We then used the two reports to create a rich Lightning Dashboard that visually displays various aspects of the data.
Each of the two reports was reused multiple times to extract and display different aspects of the data using the right visual representation in dashboard components. The New Donors Last Year is used to display the four dashboard components in the top row, while the Second Year Donors report was used to create the four components in the bottom row.
When adding a new Dashboard component in Lightning you can select the report you wish to use, the visual representation and the actual slice of data from the report.
By reusing the same report for multiple components you can avoid the proliferation of multiple versions of the same report, and you can easily call out various aspects of the data by visually representing them in a dashboard.
PATH hired DaizyLogik to help them improve user buy-in within the Global Engagement division and incorporate Salesforce as a true CRM for the department.
This case study offers insights into how the DaizyLogik team led the effort to implement the Nonprofit Success Pack (NPSP) on an existing Salesforce database for PATH by using a phased approach.
This body of work started with the output from the CRM planning phase, which we discussed in Part 1 of this Case Study (Understand Your Stakeholders: A Case Study in Agile Salesforce CRM Planning). This work included over 900 user stories that were groomed and prioritized, an existing Salesforce instance with approximately 700 active users, 1.5GB of data to be migrated from DonorPerfect into NPSP, and integration with external applications such as DonorSearch and SoapBox Engage.
Recognizing the scale of this project, our team started by defining a few phases of implementation, each with its own theme and set of goals.
Read the full case study here.
When recruiting a Salesforce CRM consultant, it’s very tempting for project managers in organizations to equate this individual with the contractors they’ve hired to do other jobs, such as installing a new roof. After all, both the Salesforce consultant and the roofer require a very specific skill set to do their jobs well, take on a certain set of risks, and probably cost more than one might originally expect.
Salesforce consultants know the feeling all too well that their bids and proposals are reviewed as if they were simply quotes for a new roof. And it sounds fair on the surface, if you believe that Salesforce consulting equals a one-off home repair project.
If you’re in the shoes of an organization evaluating a consulting proposal for your Salesforce CRM and find yourself struggling with the question of how to evaluate consultants, consider the following points.
Read More “Are You Recruiting a Salesforce Consultant or a Roofer?”
To improve user buy-in within the Global Engagement division and incorporate Salesforce as a true CRM for the department, PATH hired DaizyLogik to help them facilitate this process.
Over the course of six months, the DaizyLogik team joined members of PATH’s GE division for over 46 discussions to define use cases and identify process-related requirements and business rules, collecting over 900 user stories.
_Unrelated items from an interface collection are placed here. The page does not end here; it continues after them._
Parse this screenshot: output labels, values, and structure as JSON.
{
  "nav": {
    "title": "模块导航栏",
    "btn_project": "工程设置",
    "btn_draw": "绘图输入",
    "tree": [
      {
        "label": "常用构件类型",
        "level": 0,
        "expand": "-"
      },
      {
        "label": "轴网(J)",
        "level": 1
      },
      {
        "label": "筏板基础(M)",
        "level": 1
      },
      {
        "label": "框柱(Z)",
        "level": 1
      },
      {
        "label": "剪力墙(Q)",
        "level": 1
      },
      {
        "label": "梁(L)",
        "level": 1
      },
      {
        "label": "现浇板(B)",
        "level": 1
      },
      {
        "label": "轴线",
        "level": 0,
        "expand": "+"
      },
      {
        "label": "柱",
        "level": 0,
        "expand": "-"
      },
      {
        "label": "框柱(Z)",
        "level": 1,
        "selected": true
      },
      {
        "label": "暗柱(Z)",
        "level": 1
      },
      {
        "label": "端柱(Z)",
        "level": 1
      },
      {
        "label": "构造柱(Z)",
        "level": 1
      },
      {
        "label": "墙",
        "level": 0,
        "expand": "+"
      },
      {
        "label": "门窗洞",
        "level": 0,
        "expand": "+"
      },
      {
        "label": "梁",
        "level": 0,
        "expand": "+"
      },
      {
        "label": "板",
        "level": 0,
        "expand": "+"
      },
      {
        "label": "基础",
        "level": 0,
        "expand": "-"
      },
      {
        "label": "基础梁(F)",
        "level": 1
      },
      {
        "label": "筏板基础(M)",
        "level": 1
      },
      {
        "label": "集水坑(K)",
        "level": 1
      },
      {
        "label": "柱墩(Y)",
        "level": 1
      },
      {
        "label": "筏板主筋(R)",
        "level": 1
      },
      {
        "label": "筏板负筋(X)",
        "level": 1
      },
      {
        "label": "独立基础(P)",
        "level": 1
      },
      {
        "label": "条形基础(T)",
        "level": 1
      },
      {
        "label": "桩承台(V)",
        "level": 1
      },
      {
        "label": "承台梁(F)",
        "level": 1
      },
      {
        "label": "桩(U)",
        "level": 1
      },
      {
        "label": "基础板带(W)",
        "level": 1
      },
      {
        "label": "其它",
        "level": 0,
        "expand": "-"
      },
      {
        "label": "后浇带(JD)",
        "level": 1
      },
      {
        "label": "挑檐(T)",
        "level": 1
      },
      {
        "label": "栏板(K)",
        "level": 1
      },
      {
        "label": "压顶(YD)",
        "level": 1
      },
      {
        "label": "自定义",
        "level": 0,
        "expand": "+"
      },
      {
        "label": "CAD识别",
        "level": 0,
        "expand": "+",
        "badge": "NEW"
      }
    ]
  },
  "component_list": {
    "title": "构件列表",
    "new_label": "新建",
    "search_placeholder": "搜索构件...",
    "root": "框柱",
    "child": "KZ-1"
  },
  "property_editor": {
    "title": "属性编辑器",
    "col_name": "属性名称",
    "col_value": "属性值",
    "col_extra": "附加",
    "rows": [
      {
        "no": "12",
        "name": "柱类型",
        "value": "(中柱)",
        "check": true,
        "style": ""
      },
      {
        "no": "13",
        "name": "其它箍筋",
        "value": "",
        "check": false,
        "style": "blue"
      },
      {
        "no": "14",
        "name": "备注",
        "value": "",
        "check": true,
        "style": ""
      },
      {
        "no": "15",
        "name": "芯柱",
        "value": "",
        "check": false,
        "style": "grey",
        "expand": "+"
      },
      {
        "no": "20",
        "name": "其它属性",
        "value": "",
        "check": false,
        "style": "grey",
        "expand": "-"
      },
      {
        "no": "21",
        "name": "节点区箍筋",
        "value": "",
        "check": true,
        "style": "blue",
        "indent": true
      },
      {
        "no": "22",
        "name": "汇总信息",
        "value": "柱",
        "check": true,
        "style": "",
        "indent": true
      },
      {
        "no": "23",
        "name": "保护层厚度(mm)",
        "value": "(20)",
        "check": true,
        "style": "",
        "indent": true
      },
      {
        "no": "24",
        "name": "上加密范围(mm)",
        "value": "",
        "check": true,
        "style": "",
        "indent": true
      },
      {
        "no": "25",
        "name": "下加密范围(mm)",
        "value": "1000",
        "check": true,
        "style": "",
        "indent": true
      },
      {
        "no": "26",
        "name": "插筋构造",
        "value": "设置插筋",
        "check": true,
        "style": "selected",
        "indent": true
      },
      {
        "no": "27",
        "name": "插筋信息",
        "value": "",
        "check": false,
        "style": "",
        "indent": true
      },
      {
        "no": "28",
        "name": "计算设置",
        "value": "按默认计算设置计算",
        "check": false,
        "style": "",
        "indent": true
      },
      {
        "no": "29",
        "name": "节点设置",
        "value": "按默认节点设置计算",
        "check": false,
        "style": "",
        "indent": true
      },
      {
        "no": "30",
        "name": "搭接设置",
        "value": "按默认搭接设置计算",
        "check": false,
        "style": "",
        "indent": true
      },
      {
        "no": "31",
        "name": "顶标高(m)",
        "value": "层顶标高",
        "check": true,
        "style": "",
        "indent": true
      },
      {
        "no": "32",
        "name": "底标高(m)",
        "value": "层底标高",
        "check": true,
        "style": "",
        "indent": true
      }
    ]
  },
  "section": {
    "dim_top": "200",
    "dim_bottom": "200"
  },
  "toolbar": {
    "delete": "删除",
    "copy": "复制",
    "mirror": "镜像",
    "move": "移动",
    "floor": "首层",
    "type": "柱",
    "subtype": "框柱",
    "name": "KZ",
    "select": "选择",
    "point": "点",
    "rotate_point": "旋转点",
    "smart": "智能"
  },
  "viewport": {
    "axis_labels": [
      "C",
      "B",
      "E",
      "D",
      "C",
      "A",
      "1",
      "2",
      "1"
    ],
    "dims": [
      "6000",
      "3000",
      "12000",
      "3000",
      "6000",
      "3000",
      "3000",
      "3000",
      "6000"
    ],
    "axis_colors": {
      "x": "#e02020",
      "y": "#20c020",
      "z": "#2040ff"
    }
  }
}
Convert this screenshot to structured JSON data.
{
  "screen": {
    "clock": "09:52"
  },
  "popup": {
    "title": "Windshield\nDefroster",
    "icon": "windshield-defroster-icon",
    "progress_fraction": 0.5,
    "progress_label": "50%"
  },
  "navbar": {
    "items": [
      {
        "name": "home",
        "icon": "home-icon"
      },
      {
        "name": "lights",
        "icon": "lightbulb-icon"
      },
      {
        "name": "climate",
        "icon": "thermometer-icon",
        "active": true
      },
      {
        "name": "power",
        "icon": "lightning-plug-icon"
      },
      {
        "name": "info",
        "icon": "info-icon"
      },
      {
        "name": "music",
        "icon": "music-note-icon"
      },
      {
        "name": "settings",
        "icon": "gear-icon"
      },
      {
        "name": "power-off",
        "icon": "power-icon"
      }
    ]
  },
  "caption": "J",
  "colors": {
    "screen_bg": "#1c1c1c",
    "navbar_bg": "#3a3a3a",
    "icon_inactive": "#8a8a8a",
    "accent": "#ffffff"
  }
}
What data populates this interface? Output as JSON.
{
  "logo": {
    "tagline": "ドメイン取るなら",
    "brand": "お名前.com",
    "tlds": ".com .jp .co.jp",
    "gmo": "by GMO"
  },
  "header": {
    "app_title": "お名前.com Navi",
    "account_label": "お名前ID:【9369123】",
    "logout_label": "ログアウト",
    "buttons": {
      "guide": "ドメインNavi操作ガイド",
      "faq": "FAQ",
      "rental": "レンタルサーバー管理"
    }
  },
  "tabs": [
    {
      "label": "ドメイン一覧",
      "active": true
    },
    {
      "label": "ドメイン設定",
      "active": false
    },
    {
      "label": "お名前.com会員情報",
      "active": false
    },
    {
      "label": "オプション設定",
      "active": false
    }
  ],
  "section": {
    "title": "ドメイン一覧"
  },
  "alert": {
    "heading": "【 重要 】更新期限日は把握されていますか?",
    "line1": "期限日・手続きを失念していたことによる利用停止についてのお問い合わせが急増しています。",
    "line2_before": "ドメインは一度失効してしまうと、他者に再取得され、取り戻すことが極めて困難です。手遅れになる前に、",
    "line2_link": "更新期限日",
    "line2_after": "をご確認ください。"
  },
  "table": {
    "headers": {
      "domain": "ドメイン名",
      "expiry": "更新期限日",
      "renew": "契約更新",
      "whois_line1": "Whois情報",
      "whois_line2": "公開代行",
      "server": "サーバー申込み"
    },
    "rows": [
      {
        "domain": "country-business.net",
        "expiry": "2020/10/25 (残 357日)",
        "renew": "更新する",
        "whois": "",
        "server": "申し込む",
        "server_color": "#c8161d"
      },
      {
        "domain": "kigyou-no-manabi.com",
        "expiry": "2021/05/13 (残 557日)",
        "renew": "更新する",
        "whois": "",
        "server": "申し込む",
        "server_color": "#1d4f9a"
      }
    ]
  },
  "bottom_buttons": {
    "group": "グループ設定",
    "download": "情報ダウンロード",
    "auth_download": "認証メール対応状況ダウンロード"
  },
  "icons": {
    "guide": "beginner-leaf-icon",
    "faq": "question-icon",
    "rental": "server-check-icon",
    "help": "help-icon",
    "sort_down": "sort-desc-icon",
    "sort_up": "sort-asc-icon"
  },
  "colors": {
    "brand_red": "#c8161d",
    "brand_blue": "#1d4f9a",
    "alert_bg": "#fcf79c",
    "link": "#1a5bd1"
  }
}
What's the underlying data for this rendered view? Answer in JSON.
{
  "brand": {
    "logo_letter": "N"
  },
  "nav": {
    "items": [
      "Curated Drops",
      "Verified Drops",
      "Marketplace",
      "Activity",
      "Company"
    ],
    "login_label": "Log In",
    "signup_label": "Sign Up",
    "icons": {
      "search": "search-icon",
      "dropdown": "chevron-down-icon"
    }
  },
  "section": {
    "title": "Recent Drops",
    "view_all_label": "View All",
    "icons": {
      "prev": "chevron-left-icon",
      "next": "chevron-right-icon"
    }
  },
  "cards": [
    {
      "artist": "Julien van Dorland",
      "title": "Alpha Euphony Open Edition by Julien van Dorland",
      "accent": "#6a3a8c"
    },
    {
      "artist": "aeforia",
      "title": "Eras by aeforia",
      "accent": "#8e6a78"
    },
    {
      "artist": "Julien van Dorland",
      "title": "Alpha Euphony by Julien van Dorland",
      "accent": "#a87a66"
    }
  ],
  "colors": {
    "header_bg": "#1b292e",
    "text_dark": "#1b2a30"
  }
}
Our team provided guidance on process improvements while effectively communicating Salesforce and Nonprofit Success Pack functionality, evaluated data migration needs, and prepared an implementation plan.
This Case Study provides insights into how DaizyLogik applied our consulting and project delivery methodology to a cross-organizational, complex Salesforce and Nonprofit Success Pack implementation. It also discusses the questions and challenges faced by core members of the PATH and DaizyLogik teams during this extensive requirements collection process. We describe our approach and share some key takeaways that we hope others will find useful.
Read the case study here.